those that have not had an experience of it; and of what numbers is it the sad interest that souls should not survive?

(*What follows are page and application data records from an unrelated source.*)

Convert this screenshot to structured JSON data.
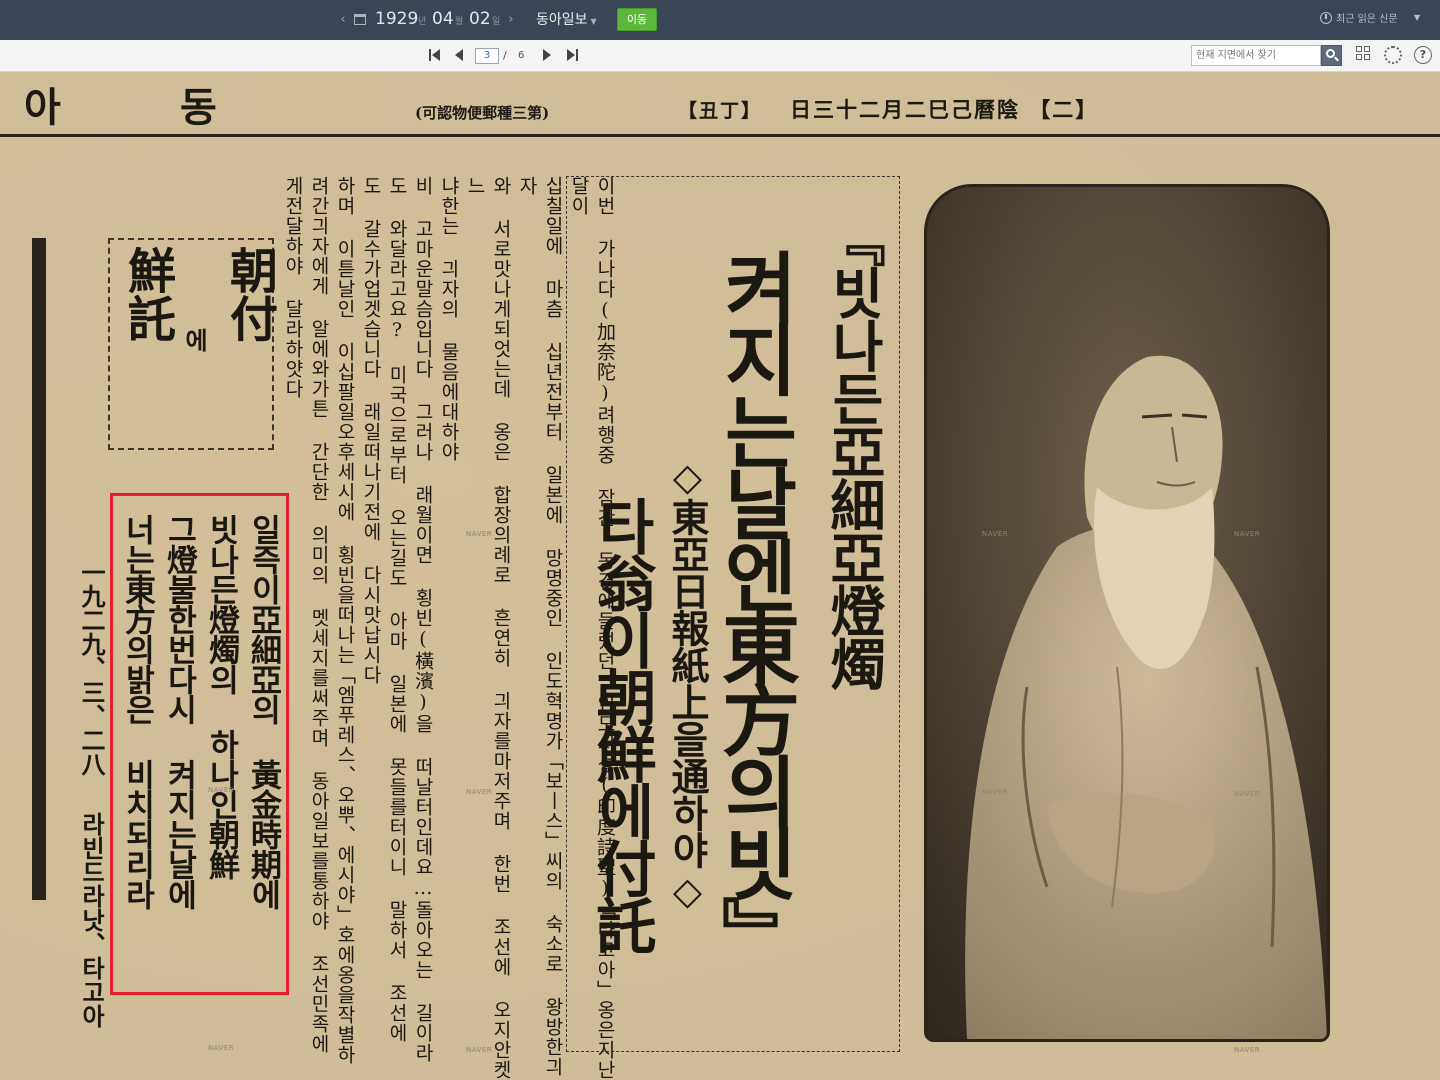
{
  "top_bar": {
    "prev_arrow": "‹",
    "next_arrow": "›",
    "year": "1929",
    "year_unit": "년",
    "month": "04",
    "month_unit": "월",
    "day": "02",
    "day_unit": "일",
    "newspaper": "동아일보",
    "go_button": "이동",
    "recent_papers": "최근 읽은 신문"
  },
  "toolbar": {
    "current_page": "3",
    "separator": "/",
    "total_pages": "6",
    "search_placeholder": "현재 지면에서 찾기"
  },
  "scan": {
    "masthead_logo_left": "아",
    "masthead_logo_mid": "동",
    "masthead_note": "(可認物便郵種三第)",
    "masthead_date": "日三十二月二巳己曆陰 【二】",
    "masthead_weekday": "【丑丁】",
    "headline_main_1": "『빗나든亞細亞燈燭",
    "headline_main_2": "켜지는날엔東方의빗』",
    "headline_sub": "◇東亞日報紙上을通하야◇",
    "headline_main_3": "타翁이朝鮮에付託",
    "body_columns": [
      "이번 가나다(加奈陀)려행중 잠간 동경에들렀던 인도시성(印度詩聖)「타고아」옹은지난달이",
      "십칠일에 마츰 십년전부터 일본에 망명중인 인도혁명가「보ㅣ스」씨의 숙소로 왕방한긔자",
      "와 서로맛나게되엇는데 옹은 합장의례로 흔연히 긔자를마저주며 한번 조선에 오지안켓느",
      "냐한는 긔자의 물음에대하야",
      "비 고마운말슴입니다 그러나 래월이면 횡빈(橫濱)을 떠날터인데요…돌아오는 길이라",
      "도 와달라고요? 미국으로부터 오는길도 아마 일본에 못들를터이니 말하서 조선에",
      "도 갈수가업겟습니다 래일떠나기전에 다시맛납시다",
      "하며 이튿날인 이십팔일오후세시에 횡빈을떠나는「엠푸레스、오뿌、에시야」호에옹을작별하",
      "려간긔자에게 알에와가튼 간단한 의미의 멧세지를써주며 동아일보를통하야 조선민족에",
      "게전달하야 달라하얏다"
    ],
    "box_title_col1": "朝付",
    "box_title_mid": "에",
    "box_title_col2": "鮮託",
    "poem_lines": [
      "일즉이亞細亞의 黃金時期에",
      "빗나든燈燭의 하나인朝鮮",
      "그燈불한번다시 켜지는날에",
      "너는東方의밝은 비치되리라"
    ],
    "poem_date": "一九二九、三、二八",
    "poem_author": "라빈드라낫、타고아",
    "watermark": "NAVER",
    "colors": {
      "highlight": "#e3202a",
      "go_button": "#5cb83a",
      "top_bar": "#3a4556",
      "paper": "#d3c29c"
    }
  }
}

T'he heathen world confessed that they rather hoped, than firmly believed, immortality! and how many heathens have we still amongst us! The Sacred Page assures us, that “ life and immortality is brouglat to light by the Gospel;' but by how many is the Gospel rejected or overlooked ? From these considerations, and from my being, accidentally drivy to the sentiinente of some particular persons, I have been long persuaded that most, if not all our infidels (whatever name they take, and whatever scheme for argument's sake, and to keep themselves in countenance, they patronize) are supported in their deplorable error by some doubt of their immortality; at Die bottom : and I am satisfied, that men once thoroughly convinced of ineir immortality, are mi far from being Christians : for it is hard to conceive that a man, fully conscious eternal pain or happiness will certainly be his lot, should not earnestly and impartially inquire after the surest means of escaping one, and securing the other : and of such an earnest and iinpartial in. quiry I well know the consequence.

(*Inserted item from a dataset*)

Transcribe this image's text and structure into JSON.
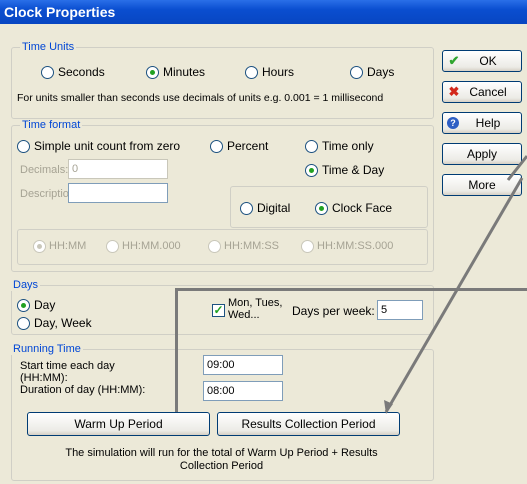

Here, therefore, in proof of this most fundamental truth, some plain arguments are offered ; arguments derived from principles which infidels admit in common with believers; ar. guments which appear ti me altogether irresistible ; and such as, I am satisfied, will have great weight with all who give themselves the small trouble of looking seriously into their own bosoms, and of observing with any tolerable degree of attention, what daily passes round about them in the world. If some arguments shall here occur which others have declined, they are submitted, with all deference, to better judgments, in this, of all points, the most important! for as to the being of a God, that is no longer disputed; but it is undisputed for this reason only, viz. because where the least pretence to reason is ad mitted, it must for ever be in lisputable: and, of consequence, no man can be betrayed into a dispute of that nature by vani. ly, which has a principal share in animating our modern com. hatants against other articles of our belief.
THE INFIDEL RECLAIMED. .

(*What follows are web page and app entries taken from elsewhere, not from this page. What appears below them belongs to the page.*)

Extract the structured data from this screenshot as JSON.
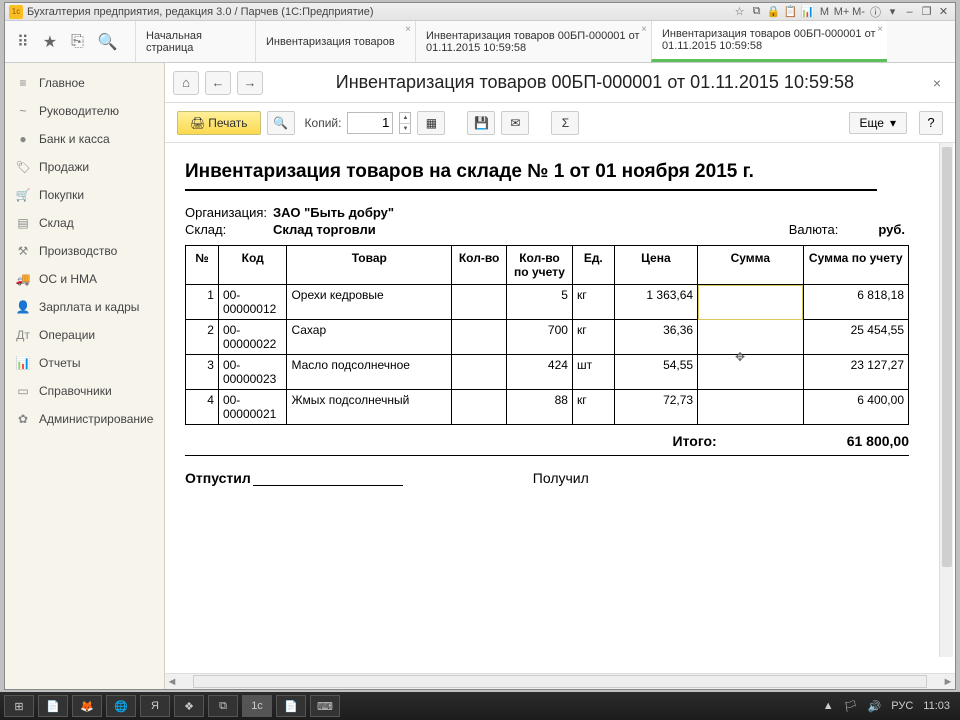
{
  "titlebar": {
    "icon_text": "1c",
    "title": "Бухгалтерия предприятия, редакция 3.0 / Парчев  (1С:Предприятие)",
    "sys_icons": [
      "☆",
      "⧉",
      "🔒",
      "📋",
      "📊",
      "M",
      "M+",
      "M-",
      "ⓘ",
      "▾",
      "–",
      "❐",
      "✕"
    ]
  },
  "tabs": {
    "items": [
      {
        "label": "Начальная страница"
      },
      {
        "label": "Инвентаризация товаров"
      },
      {
        "label": "Инвентаризация товаров 00БП-000001 от",
        "sub": "01.11.2015 10:59:58"
      },
      {
        "label": "Инвентаризация товаров 00БП-000001 от",
        "sub": "01.11.2015 10:59:58"
      }
    ]
  },
  "icons": {
    "grid": "⠿",
    "star": "★",
    "clip": "⎘",
    "search": "🔍"
  },
  "sidebar": [
    {
      "icon": "≡",
      "label": "Главное"
    },
    {
      "icon": "~",
      "label": "Руководителю"
    },
    {
      "icon": "●",
      "label": "Банк и касса"
    },
    {
      "icon": "🏷",
      "label": "Продажи"
    },
    {
      "icon": "🛒",
      "label": "Покупки"
    },
    {
      "icon": "▤",
      "label": "Склад"
    },
    {
      "icon": "⚒",
      "label": "Производство"
    },
    {
      "icon": "🚚",
      "label": "ОС и НМА"
    },
    {
      "icon": "👤",
      "label": "Зарплата и кадры"
    },
    {
      "icon": "Дт",
      "label": "Операции"
    },
    {
      "icon": "📊",
      "label": "Отчеты"
    },
    {
      "icon": "▭",
      "label": "Справочники"
    },
    {
      "icon": "✿",
      "label": "Администрирование"
    }
  ],
  "page": {
    "nav": {
      "home": "⌂",
      "back": "←",
      "fwd": "→"
    },
    "title": "Инвентаризация товаров 00БП-000001 от 01.11.2015 10:59:58",
    "close": "×"
  },
  "toolbar": {
    "print_icon": "🖨",
    "print": "Печать",
    "preview_icon": "🔍",
    "copies_label": "Копий:",
    "copies_value": "1",
    "btn2": "▦",
    "save": "💾",
    "mail": "✉",
    "sum": "Σ",
    "more": "Еще",
    "more_arrow": "▾",
    "help": "?"
  },
  "doc": {
    "title": "Инвентаризация товаров на складе № 1 от 01 ноября 2015 г.",
    "org_label": "Организация:",
    "org_value": "ЗАО \"Быть добру\"",
    "wh_label": "Склад:",
    "wh_value": "Склад торговли",
    "cur_label": "Валюта:",
    "cur_value": "руб.",
    "headers": {
      "no": "№",
      "code": "Код",
      "name": "Товар",
      "qty": "Кол-во",
      "qty_acc": "Кол-во по учету",
      "unit": "Ед.",
      "price": "Цена",
      "sum": "Сумма",
      "sum_acc": "Сумма по учету"
    },
    "rows": [
      {
        "no": "1",
        "code": "00-00000012",
        "name": "Орехи кедровые",
        "qty": "",
        "qty_acc": "5",
        "unit": "кг",
        "price": "1 363,64",
        "sum": "",
        "sum_acc": "6 818,18"
      },
      {
        "no": "2",
        "code": "00-00000022",
        "name": "Сахар",
        "qty": "",
        "qty_acc": "700",
        "unit": "кг",
        "price": "36,36",
        "sum": "",
        "sum_acc": "25 454,55"
      },
      {
        "no": "3",
        "code": "00-00000023",
        "name": "Масло подсолнечное",
        "qty": "",
        "qty_acc": "424",
        "unit": "шт",
        "price": "54,55",
        "sum": "",
        "sum_acc": "23 127,27"
      },
      {
        "no": "4",
        "code": "00-00000021",
        "name": "Жмых подсолнечный",
        "qty": "",
        "qty_acc": "88",
        "unit": "кг",
        "price": "72,73",
        "sum": "",
        "sum_acc": "6 400,00"
      }
    ],
    "total_label": "Итого:",
    "total_value": "61 800,00",
    "released": "Отпустил",
    "received": "Получил"
  },
  "taskbar": {
    "items": [
      "⊞",
      "📄",
      "🦊",
      "🌐",
      "Я",
      "❖",
      "⧉",
      "1c",
      "📄",
      "⌨"
    ],
    "tray_icons": [
      "▲",
      "🏳",
      "🔊",
      "РУС"
    ],
    "time": "11:03"
  }
}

PART THE FIRST.
RIGHT HONOURABLE HENRY PELJAM,
COMMISSIONER OF THE TREASURY, AND
CHANCELLOR OF THE EXCHEQUER.
Referring to Night the Fifth.
Death urged his deadly siege ; in spite of art,
25 To succour frail humanity. Yo Stars ! (Not now first made fainiliar to my sight) And thou, Moon! bear witness; many a night He tore the pillow from beneath my head, Tied down my sore attention to the shock,
30 By ceaseless depredations on a lifa Dearer than that he left ine. Dreadful post of observation ! darker every hour! Less dread the day that drove me to tho brink, And pointed at eternity below;
35 When my soul shudder'd at futurity ; When, on a moment's point, the' important dio Of life and death spun doubtfui, cru it fell, And turn'd up life; my tille to more woe. But why more woe? more comfort let it be. 40 Nothing is dead, but that which wished to die ; Nothing is dead, but wretchedness and pain ; Nothing is dead, but what encumber d, gall’d, Block'd up the pass, and barr'd from real life. Where dwells that wish most ardent of the wise ? 45 Too dark the Sun to see it; highest stars Too low to reach it ; Death, great Death alone, O'er Stars and Sun triumphant, lards us there
Nor dreadful our transition, though the mind, An artist at creating self-alarms,
50 Rich in expedicnts for inquietude, Is prone to paint it dreadful. Who can take Death's portrait true ? the tyrant never eat. Our sketch all randorn strokes, conjecturo all ; Close shuts the grave, nor tells one single tale, Death and his image rising in die brain Bear faint resemblance; never are alike · Fear shakes the pencil: Fancy loves excess : Dark Ignorance is lavish of her shades ; And these the formidable picture draw.
60 But grant the worst, 'tis past; new prospects rise.
And drop a veil eternal o'er her tomb.
Thy nature, Immortality! who knows?